If worn, they were worn properly.
Soldiers don't carry overcoats, raincoats, etc., over their
arm -- the item is either worn or left behind (except, of course, as part of the field
equipment). "Proper" wear means all the buttons are secured,
pockets are closed, etc.
(While highly decorated, this German
officer thinks nothing of posing for a photo with a greatcoat draped over his arm;
generally not considered appropriate, the man was probably proud of his medals (or else
the photogapher wanted a better view of them). One must always treat period photos
with suspicion; the intent of the subject and the photographer can only be guessed at,
decades after the fact.)
Complete uniforms were to be worn, and
the proper 'dress of the day' was worn for specific duties. For example,
German soldiers off duty were permitted to wear low shoes and the Schirmmütze
in secure areas.
Soldiers generally shaved once a day,
with exceptions when in close contact or adverse weather conditions.
(Mountain Troops, for example, were permitted to wear beards up to two
centimetres in length when operating in mountains, to help preserve
While it was common for
German soldiers to present a shoddy appearance due to aging uniforms and
equipment (and later in the war the ongoing deterioration of quality of
new clothing and equipment caused by materiel shortages), sloppiness
brought about by neglect was generally not tolerated. Soldiers were held
accountable for their kit (each German soldier's paybook had a section
in which he signed for all the clothing and equipment issued to him). Missing buttons
were replaced, holes and tears were mended either by the soldier, or by
his unit's support services, which had access to sewing machines even in
field conditions. Heavily damaged items were replaced for serviceable
(At left, a studio photo of a
soldier with a pen clip clearly visible under his pocket flap - generally considered a
no-no; pens, watch chains, combs, etc., were supposed to be hidden when in uniform)
While contemporary photos
commonly show soldiers who are dirty, unshaven, and exhibiting all manner of
sloppy habits, good units would tend to return to a natural state of order (ordnung
muss sein) quickly once away from the firing line. Individuals had good
habits trained into them, and good units considered those small details a
sign of discipline and morale.
re-enactment unit's newsletter noted:
Good units are built on the
sort of discipline that results when soldiers can be trusted to do what they are supposed
to without direct supervision.
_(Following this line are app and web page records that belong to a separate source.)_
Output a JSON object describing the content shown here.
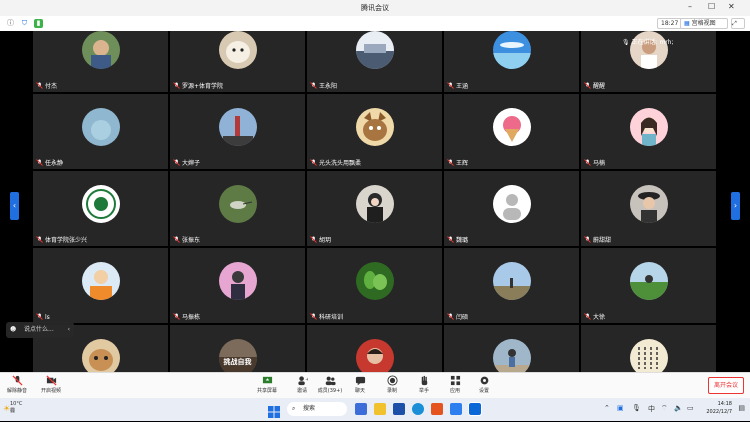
{
  "window": {
    "title": "腾讯会议"
  },
  "status": {
    "time": "18:27",
    "view_mode": "宫格视图"
  },
  "speaking": "正在讲话: mrh;",
  "participants": [
    {
      "name": "付杰",
      "avatar": "outdoor-photo"
    },
    {
      "name": "罗源+体育学院",
      "avatar": "dog"
    },
    {
      "name": "王永阳",
      "avatar": "sunset-scene"
    },
    {
      "name": "王涵",
      "avatar": "sky-sea"
    },
    {
      "name": "醒醒",
      "avatar": "person-photo"
    },
    {
      "name": "任永静",
      "avatar": "blue-sky"
    },
    {
      "name": "大婶子",
      "avatar": "tower"
    },
    {
      "name": "光头洗头用飘柔",
      "avatar": "cat-cartoon"
    },
    {
      "name": "王辉",
      "avatar": "ice-cream"
    },
    {
      "name": "马楠",
      "avatar": "girl-cartoon"
    },
    {
      "name": "体育学院张少兴",
      "avatar": "school-emblem"
    },
    {
      "name": "张振东",
      "avatar": "bird"
    },
    {
      "name": "胡玥",
      "avatar": "girl-photo"
    },
    {
      "name": "魏璐",
      "avatar": "default-person"
    },
    {
      "name": "蔚甜甜",
      "avatar": "girl-hat"
    },
    {
      "name": "ls",
      "avatar": "cartoon-boy"
    },
    {
      "name": "马振栋",
      "avatar": "pink-bg-person"
    },
    {
      "name": "科研培训",
      "avatar": "green-plant"
    },
    {
      "name": "闫硕",
      "avatar": "landscape"
    },
    {
      "name": "大徐",
      "avatar": "field"
    },
    {
      "name": "",
      "avatar": "kitten"
    },
    {
      "name": "",
      "avatar": "text-on-photo",
      "overlay_text": "挑战自我"
    },
    {
      "name": "",
      "avatar": "woman-photo"
    },
    {
      "name": "",
      "avatar": "outdoor-person"
    },
    {
      "name": "",
      "avatar": "calligraphy"
    }
  ],
  "chat": {
    "placeholder": "说点什么..."
  },
  "toolbar": {
    "mic": "解除静音",
    "video": "开启视频",
    "share": "共享屏幕",
    "invite": "邀请",
    "members": "成员(39+)",
    "chat": "聊天",
    "record": "录制",
    "raise": "举手",
    "apps": "应用",
    "settings": "设置",
    "leave": "离开会议"
  },
  "taskbar": {
    "temp": "10°C",
    "weather": "霾",
    "search": "搜索",
    "ime": "中",
    "time": "14:18",
    "date": "2022/12/7"
  },
  "colors": {
    "accent": "#1f6fe0",
    "leave": "#e33333",
    "tile": "#262626"
  }
}
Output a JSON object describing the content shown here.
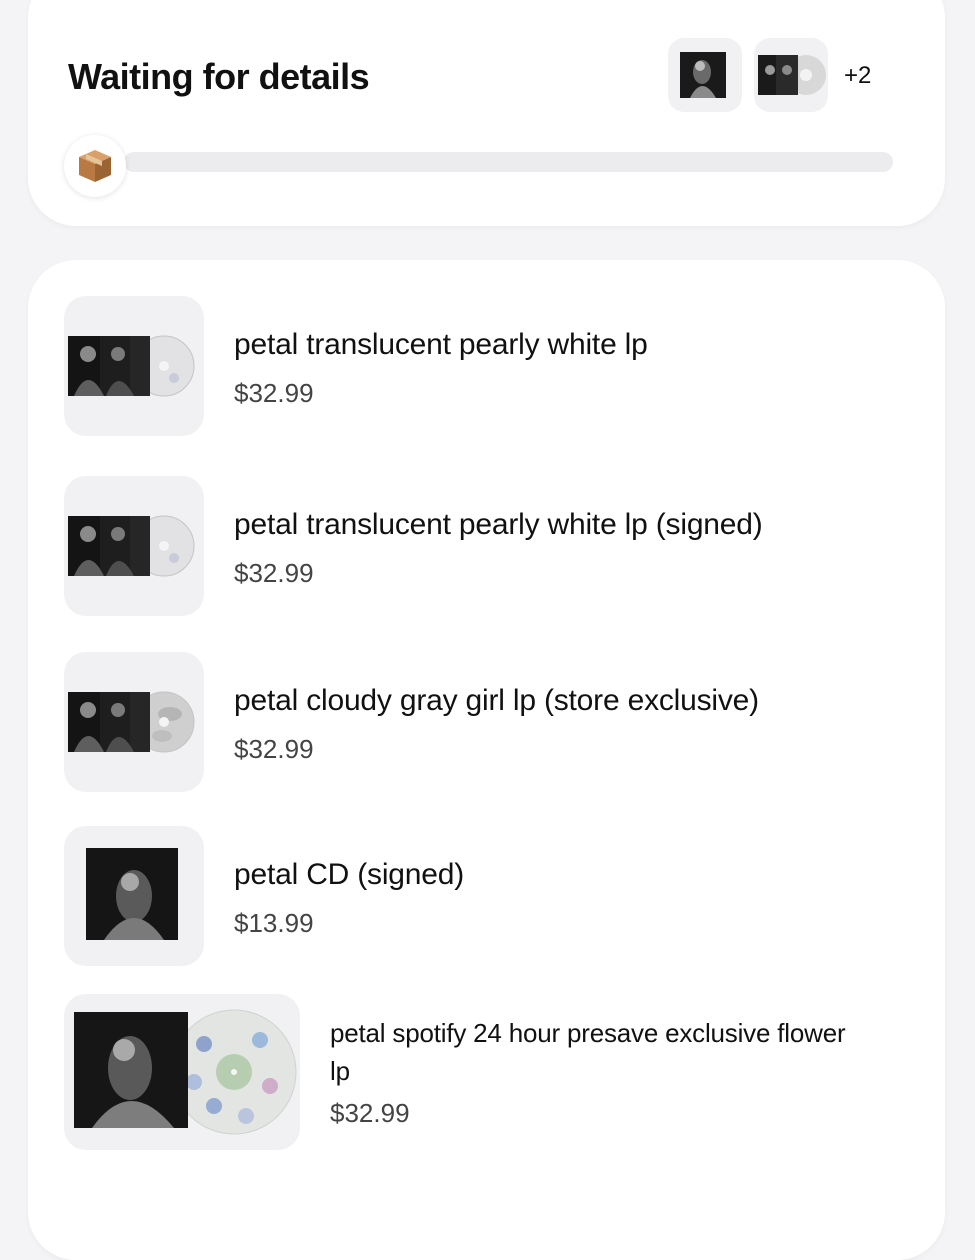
{
  "status": {
    "title": "Waiting for details",
    "more_count": "+2",
    "progress": 0.0
  },
  "items": [
    {
      "name": "petal translucent pearly white lp",
      "price": "$32.99",
      "disc": "pearly"
    },
    {
      "name": "petal translucent pearly white lp (signed)",
      "price": "$32.99",
      "disc": "pearly"
    },
    {
      "name": "petal cloudy gray girl lp (store exclusive)",
      "price": "$32.99",
      "disc": "cloudy"
    },
    {
      "name": "petal CD (signed)",
      "price": "$13.99",
      "disc": "none"
    },
    {
      "name": "petal spotify 24 hour presave exclusive flower lp",
      "price": "$32.99",
      "disc": "flower"
    }
  ],
  "colors": {
    "background": "#f4f4f6",
    "card": "#ffffff",
    "thumb_bg": "#f1f1f3",
    "text": "#111111",
    "price": "#444444"
  }
}
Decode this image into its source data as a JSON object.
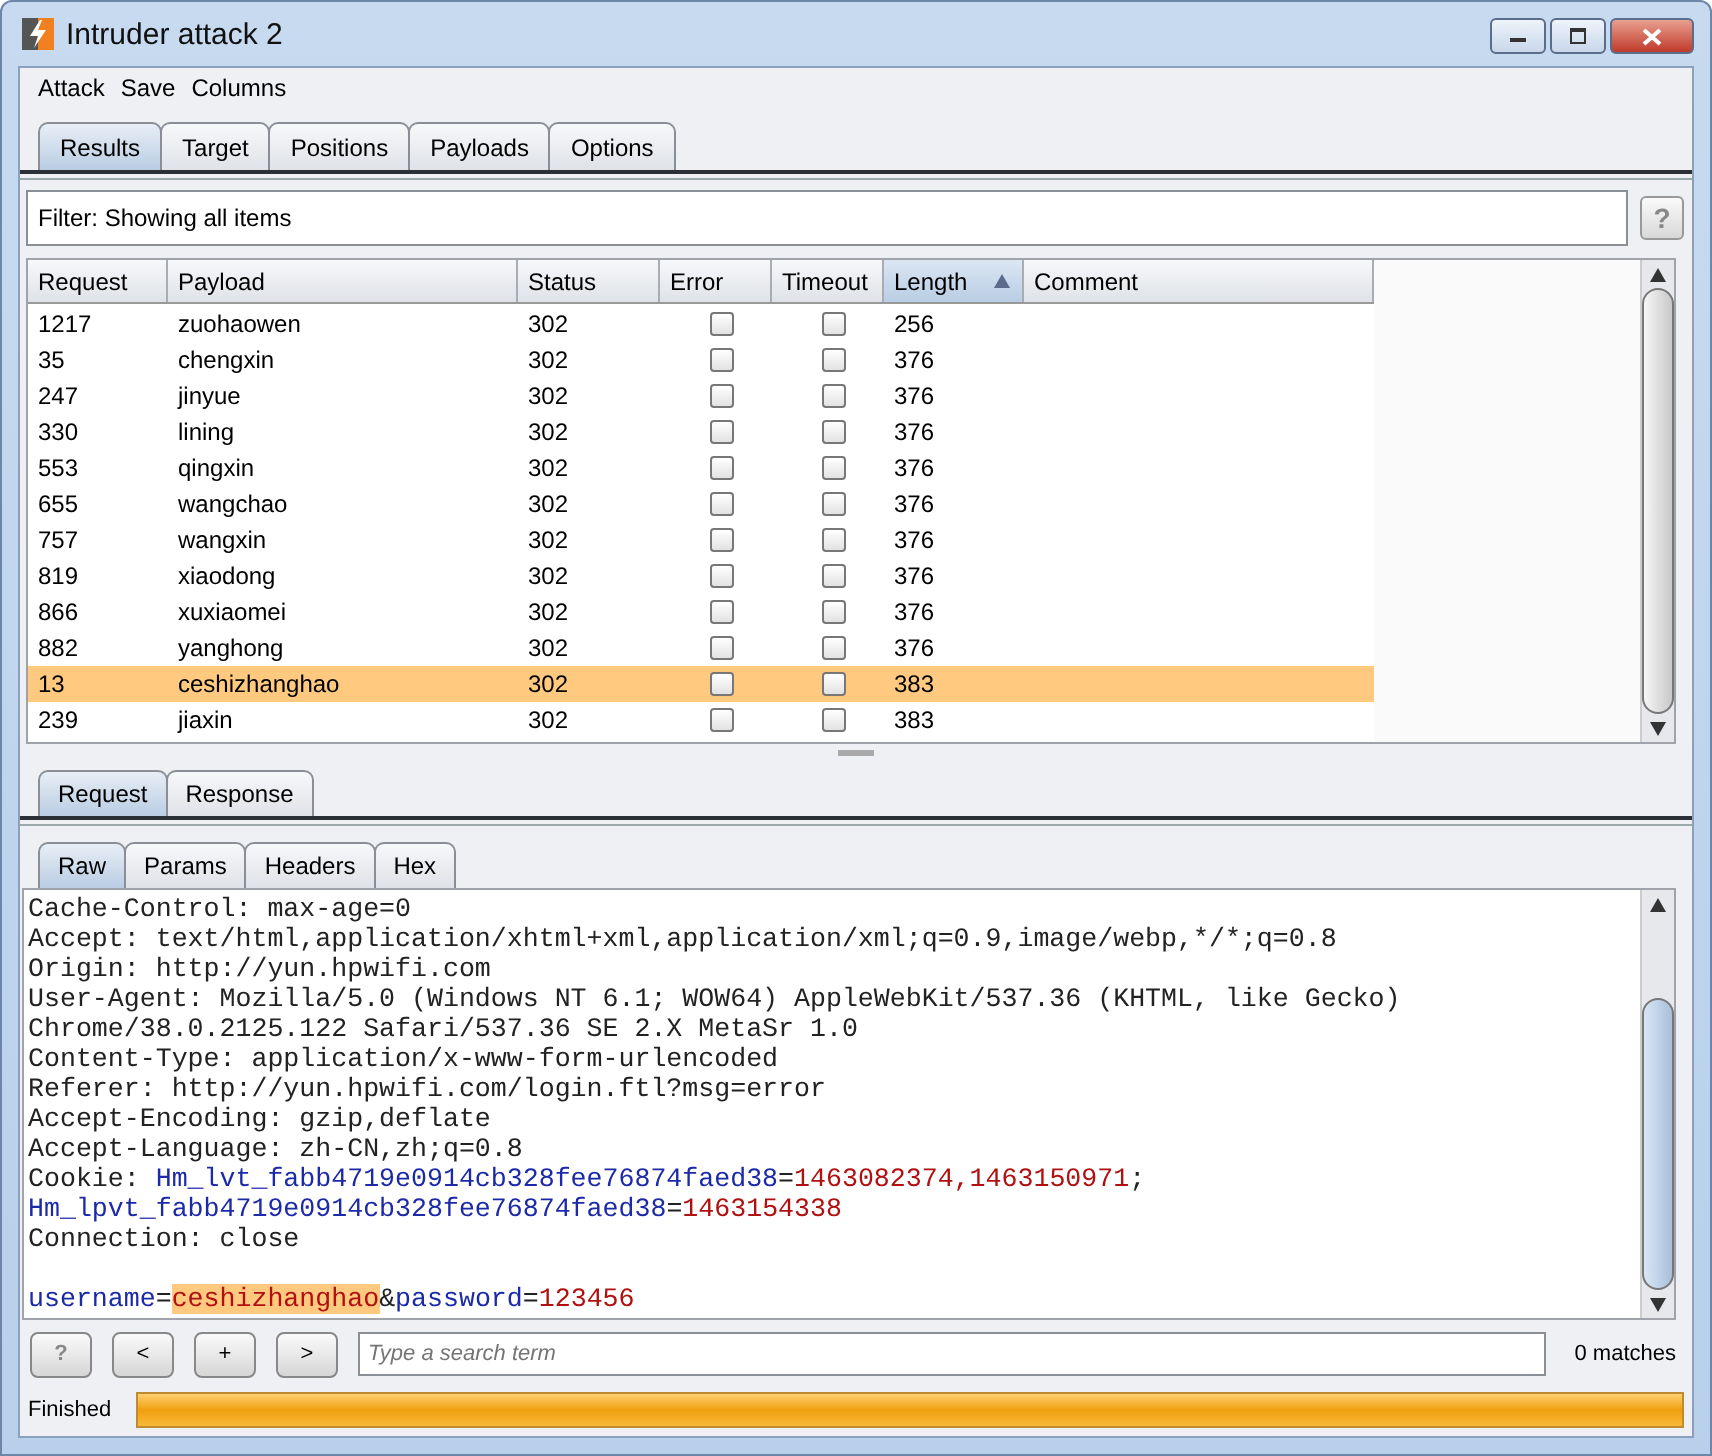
{
  "window": {
    "title": "Intruder attack 2"
  },
  "menu": [
    "Attack",
    "Save",
    "Columns"
  ],
  "tabs": [
    {
      "label": "Results",
      "selected": true
    },
    {
      "label": "Target",
      "selected": false
    },
    {
      "label": "Positions",
      "selected": false
    },
    {
      "label": "Payloads",
      "selected": false
    },
    {
      "label": "Options",
      "selected": false
    }
  ],
  "filter": {
    "text": "Filter:  Showing all items",
    "help": "?"
  },
  "table": {
    "columns": [
      {
        "label": "Request",
        "sorted": false
      },
      {
        "label": "Payload",
        "sorted": false
      },
      {
        "label": "Status",
        "sorted": false
      },
      {
        "label": "Error",
        "sorted": false
      },
      {
        "label": "Timeout",
        "sorted": false
      },
      {
        "label": "Length",
        "sorted": true
      },
      {
        "label": "Comment",
        "sorted": false
      }
    ],
    "rows": [
      {
        "request": "1217",
        "payload": "zuohaowen",
        "status": "302",
        "error": false,
        "timeout": false,
        "length": "256",
        "selected": false
      },
      {
        "request": "35",
        "payload": "chengxin",
        "status": "302",
        "error": false,
        "timeout": false,
        "length": "376",
        "selected": false
      },
      {
        "request": "247",
        "payload": "jinyue",
        "status": "302",
        "error": false,
        "timeout": false,
        "length": "376",
        "selected": false
      },
      {
        "request": "330",
        "payload": "lining",
        "status": "302",
        "error": false,
        "timeout": false,
        "length": "376",
        "selected": false
      },
      {
        "request": "553",
        "payload": "qingxin",
        "status": "302",
        "error": false,
        "timeout": false,
        "length": "376",
        "selected": false
      },
      {
        "request": "655",
        "payload": "wangchao",
        "status": "302",
        "error": false,
        "timeout": false,
        "length": "376",
        "selected": false
      },
      {
        "request": "757",
        "payload": "wangxin",
        "status": "302",
        "error": false,
        "timeout": false,
        "length": "376",
        "selected": false
      },
      {
        "request": "819",
        "payload": "xiaodong",
        "status": "302",
        "error": false,
        "timeout": false,
        "length": "376",
        "selected": false
      },
      {
        "request": "866",
        "payload": "xuxiaomei",
        "status": "302",
        "error": false,
        "timeout": false,
        "length": "376",
        "selected": false
      },
      {
        "request": "882",
        "payload": "yanghong",
        "status": "302",
        "error": false,
        "timeout": false,
        "length": "376",
        "selected": false
      },
      {
        "request": "13",
        "payload": "ceshizhanghao",
        "status": "302",
        "error": false,
        "timeout": false,
        "length": "383",
        "selected": true
      },
      {
        "request": "239",
        "payload": "jiaxin",
        "status": "302",
        "error": false,
        "timeout": false,
        "length": "383",
        "selected": false
      }
    ]
  },
  "message_tabs": [
    {
      "label": "Request",
      "selected": true
    },
    {
      "label": "Response",
      "selected": false
    }
  ],
  "view_tabs": [
    {
      "label": "Raw",
      "selected": true
    },
    {
      "label": "Params",
      "selected": false
    },
    {
      "label": "Headers",
      "selected": false
    },
    {
      "label": "Hex",
      "selected": false
    }
  ],
  "editor": {
    "lines": [
      [
        {
          "text": "Cache-Control: max-age=0",
          "kind": "plain"
        }
      ],
      [
        {
          "text": "Accept: text/html,application/xhtml+xml,application/xml;q=0.9,image/webp,*/*;q=0.8",
          "kind": "plain"
        }
      ],
      [
        {
          "text": "Origin: http://yun.hpwifi.com",
          "kind": "plain"
        }
      ],
      [
        {
          "text": "User-Agent: Mozilla/5.0 (Windows NT 6.1; WOW64) AppleWebKit/537.36 (KHTML, like Gecko)",
          "kind": "plain"
        }
      ],
      [
        {
          "text": "Chrome/38.0.2125.122 Safari/537.36 SE 2.X MetaSr 1.0",
          "kind": "plain"
        }
      ],
      [
        {
          "text": "Content-Type: application/x-www-form-urlencoded",
          "kind": "plain"
        }
      ],
      [
        {
          "text": "Referer: http://yun.hpwifi.com/login.ftl?msg=error",
          "kind": "plain"
        }
      ],
      [
        {
          "text": "Accept-Encoding: gzip,deflate",
          "kind": "plain"
        }
      ],
      [
        {
          "text": "Accept-Language: zh-CN,zh;q=0.8",
          "kind": "plain"
        }
      ],
      [
        {
          "text": "Cookie: ",
          "kind": "plain"
        },
        {
          "text": "Hm_lvt_fabb4719e0914cb328fee76874faed38",
          "kind": "param"
        },
        {
          "text": "=",
          "kind": "plain"
        },
        {
          "text": "1463082374,1463150971",
          "kind": "value"
        },
        {
          "text": ";",
          "kind": "plain"
        }
      ],
      [
        {
          "text": "Hm_lpvt_fabb4719e0914cb328fee76874faed38",
          "kind": "param"
        },
        {
          "text": "=",
          "kind": "plain"
        },
        {
          "text": "1463154338",
          "kind": "value"
        }
      ],
      [
        {
          "text": "Connection: close",
          "kind": "plain"
        }
      ]
    ],
    "body_lines": [
      [
        {
          "text": "username",
          "kind": "param"
        },
        {
          "text": "=",
          "kind": "plain"
        },
        {
          "text": "ceshizhanghao",
          "kind": "match"
        },
        {
          "text": "&",
          "kind": "plain"
        },
        {
          "text": "password",
          "kind": "param"
        },
        {
          "text": "=",
          "kind": "plain"
        },
        {
          "text": "123456",
          "kind": "value"
        }
      ]
    ]
  },
  "search": {
    "buttons": [
      "?",
      "<",
      "+",
      ">"
    ],
    "placeholder": "Type a search term",
    "matches": "0 matches"
  },
  "status_bar": {
    "text": "Finished",
    "level": 1
  }
}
Real or re-enactment, you can tell a
lot about a unit when you see one of its soldiers walking down the street alone; does he
look as good as when in formation, or is he out of control? While not always true,
the old adage "if it looks good, it probably is" is at least a start point for a